**DATA RECORDS**:

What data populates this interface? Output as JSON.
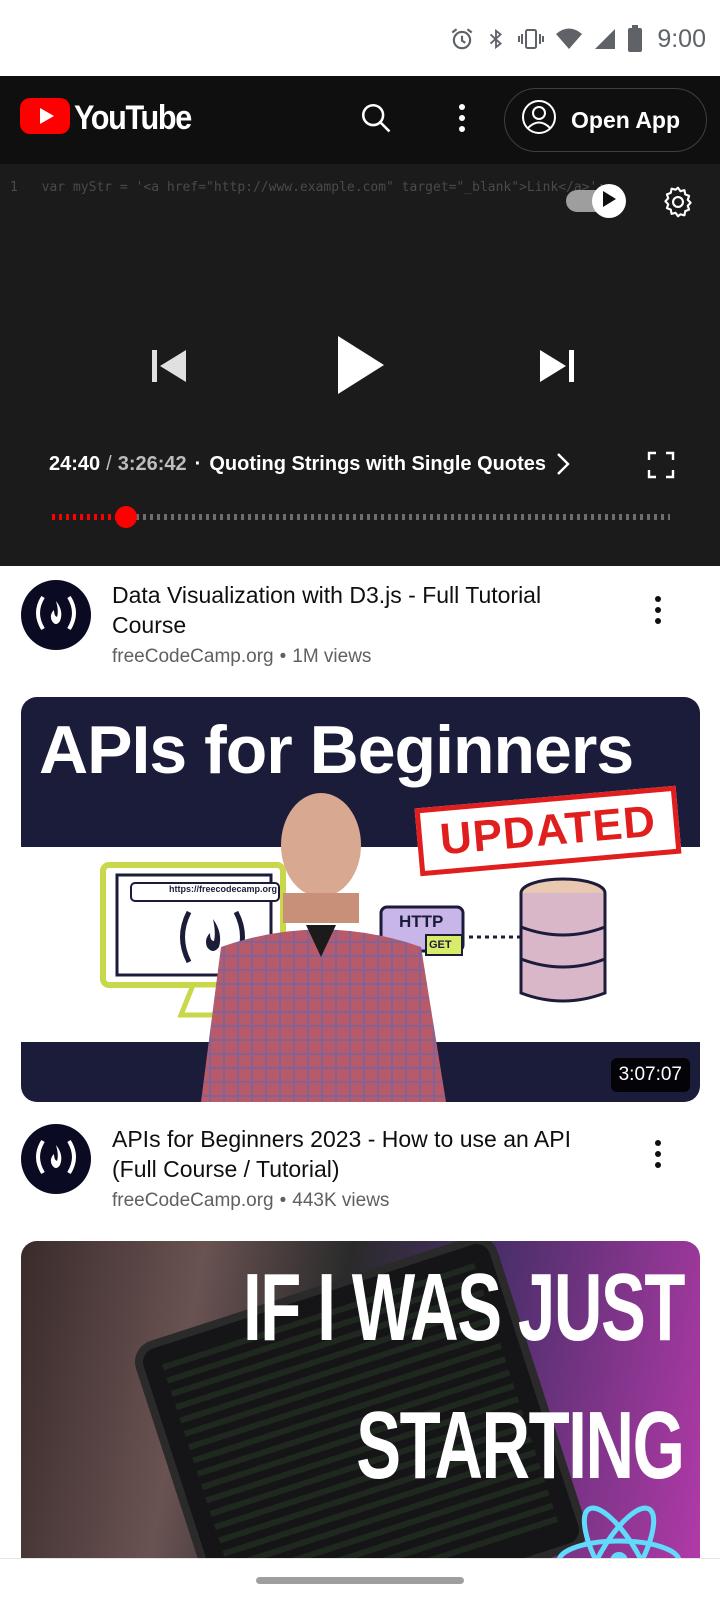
{
  "status_bar": {
    "time": "9:00",
    "icons": [
      "alarm-icon",
      "bluetooth-icon",
      "vibrate-icon",
      "wifi-icon",
      "signal-icon",
      "battery-icon"
    ]
  },
  "app_bar": {
    "logo_text": "YouTube",
    "open_app_label": "Open App",
    "icons": [
      "search-icon",
      "more-vert-icon",
      "account-icon"
    ]
  },
  "player": {
    "code_line_number": "1",
    "code_line": "var myStr = '<a href=\"http://www.example.com\" target=\"_blank\">Link</a>';",
    "autoplay_on": true,
    "current_time": "24:40",
    "separator": "/",
    "duration": "3:26:42",
    "chapter_bullet": "·",
    "chapter_title": "Quoting Strings with Single Quotes",
    "progress_fraction": 0.119,
    "accent_color": "#ff0000"
  },
  "videos": [
    {
      "title": "Data Visualization with D3.js - Full Tutorial Course",
      "channel": "freeCodeCamp.org",
      "bullet": "•",
      "views": "1M views"
    },
    {
      "title": "APIs for Beginners 2023 - How to use an API (Full Course / Tutorial)",
      "channel": "freeCodeCamp.org",
      "bullet": "•",
      "views": "443K views"
    }
  ],
  "thumbnails": [
    {
      "headline": "APIs for Beginners",
      "stamp": "UPDATED",
      "url_text": "https://freecodecamp.org",
      "http_label": "HTTP",
      "get_label": "GET",
      "duration": "3:07:07"
    },
    {
      "line1": "IF I WAS JUST",
      "line2": "STARTING"
    }
  ]
}
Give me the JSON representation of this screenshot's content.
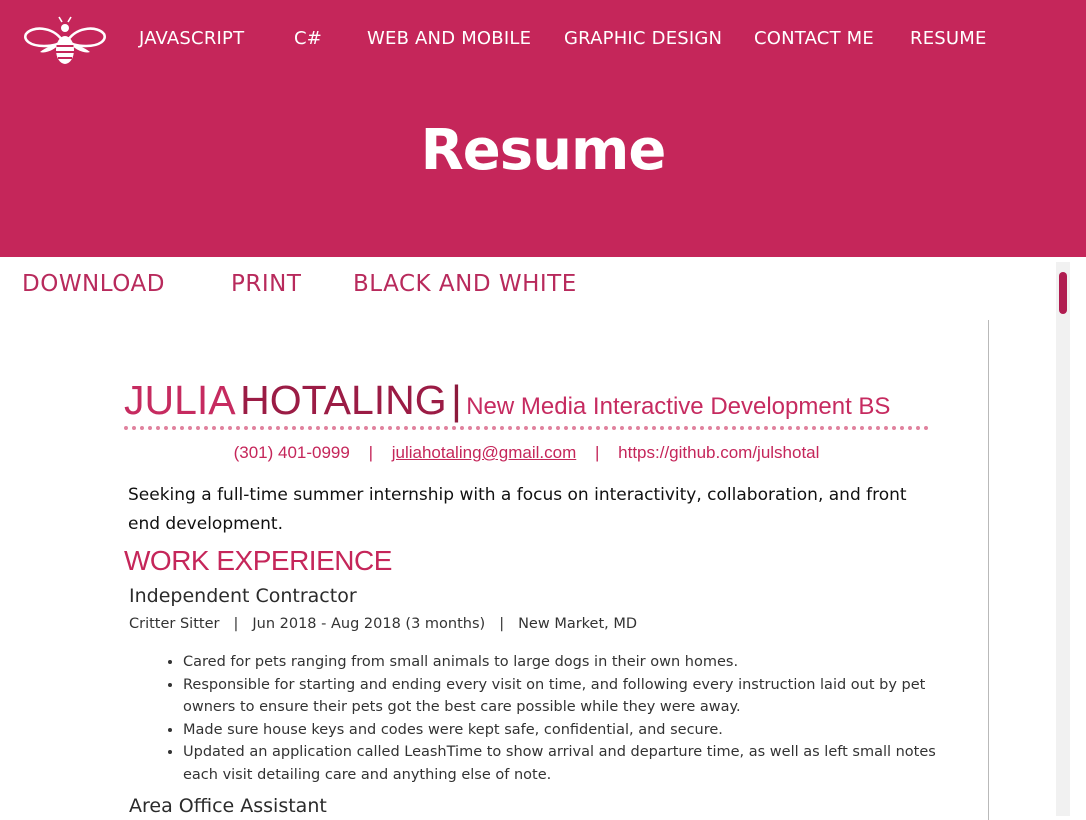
{
  "nav": {
    "items": [
      "JAVASCRIPT",
      "C#",
      "WEB AND MOBILE",
      "GRAPHIC DESIGN",
      "CONTACT ME",
      "RESUME"
    ]
  },
  "header": {
    "title": "Resume"
  },
  "actions": {
    "download": "DOWNLOAD",
    "print": "PRINT",
    "black_and_white": "BLACK AND WHITE"
  },
  "resume": {
    "first_name": "JULIA",
    "last_name": "HOTALING",
    "separator": "|",
    "degree": "New Media Interactive Development BS",
    "contact": {
      "phone": "(301) 401-0999",
      "email": "juliahotaling@gmail.com",
      "github": "https://github.com/julshotal",
      "sep": "|"
    },
    "objective": "Seeking a full-time summer internship with a focus on interactivity, collaboration, and front end development.",
    "work_heading": "WORK EXPERIENCE",
    "jobs": [
      {
        "title": "Independent Contractor",
        "role": "Critter Sitter",
        "dates": "Jun 2018 - Aug 2018 (3 months)",
        "location": "New Market, MD",
        "bullets": [
          "Cared for pets ranging from small animals to large dogs in their own homes.",
          "Responsible for starting and ending every visit on time, and following every instruction laid out by pet owners to ensure their pets got the best care possible while they were away.",
          "Made sure house keys and codes were kept safe, confidential, and secure.",
          "Updated an application called LeashTime to show arrival and departure time, as well as left small notes each visit detailing care and anything else of note."
        ]
      },
      {
        "title": "Area Office Assistant"
      }
    ]
  },
  "colors": {
    "brand": "#c5265a",
    "dark_accent": "#9b1c45",
    "dots": "#e0829e"
  },
  "icons": {
    "logo": "bee-logo-icon"
  }
}
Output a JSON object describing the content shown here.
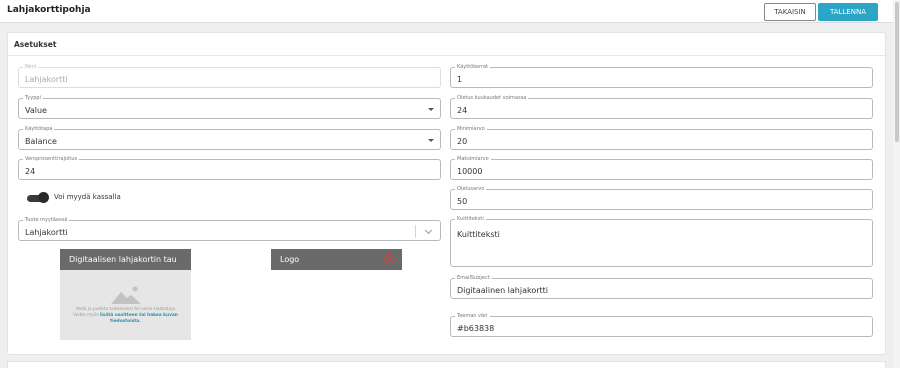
{
  "header": {
    "title": "Lahjakorttipohja",
    "back_label": "TAKAISIN",
    "save_label": "TALLENNA"
  },
  "settings": {
    "title": "Asetukset",
    "left": {
      "name": {
        "label": "Nimi",
        "value": "Lahjakortti",
        "disabled": true
      },
      "type": {
        "label": "Tyyppi",
        "value": "Value"
      },
      "usage": {
        "label": "Käyttötapa",
        "value": "Balance"
      },
      "tax": {
        "label": "Veroprosenttirajoitus",
        "value": "24"
      },
      "sell_toggle": {
        "label": "Voi myydä kassalla",
        "checked": true
      },
      "product": {
        "label": "Tuote myytäessä",
        "value": "Lahjakortti"
      }
    },
    "right": {
      "uses": {
        "label": "Käyttökerrat",
        "value": "1"
      },
      "validity": {
        "label": "Oletus kuukaudet voimassa",
        "value": "24"
      },
      "min": {
        "label": "Minimiarvo",
        "value": "20"
      },
      "max": {
        "label": "Maksimiarvo",
        "value": "10000"
      },
      "default": {
        "label": "Oletusarvo",
        "value": "50"
      },
      "receipt": {
        "label": "Kuittiteksti",
        "value": "Kuittiteksti"
      },
      "email_subject": {
        "label": "EmailSubject",
        "value": "Digitaalinen lahjakortti"
      },
      "theme_color": {
        "label": "Teeman väri",
        "value": "#b63838"
      }
    },
    "image_upload": {
      "title": "Digitaalisen lahjakortin tau",
      "help_line1": "Vedä ja pudota tadostoiesi tai selaa tiedostoja",
      "help_line2_prefix": "Voitte myös ",
      "help_line2_link": "lisätä osoitteen tai hakea kuvan",
      "help_line3_link": "tiedostoista."
    },
    "logo": {
      "title": "Logo"
    }
  },
  "colors": {
    "accent": "#2ba6c7",
    "remove": "#e33a3a"
  }
}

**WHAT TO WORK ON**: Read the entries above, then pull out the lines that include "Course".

**RESPONSE TO THIS EXERCISE**:
      "title": "Data Visualization with D3.js - Full Tutorial Course",
      "title": "APIs for Beginners 2023 - How to use an API (Full Course / Tutorial)",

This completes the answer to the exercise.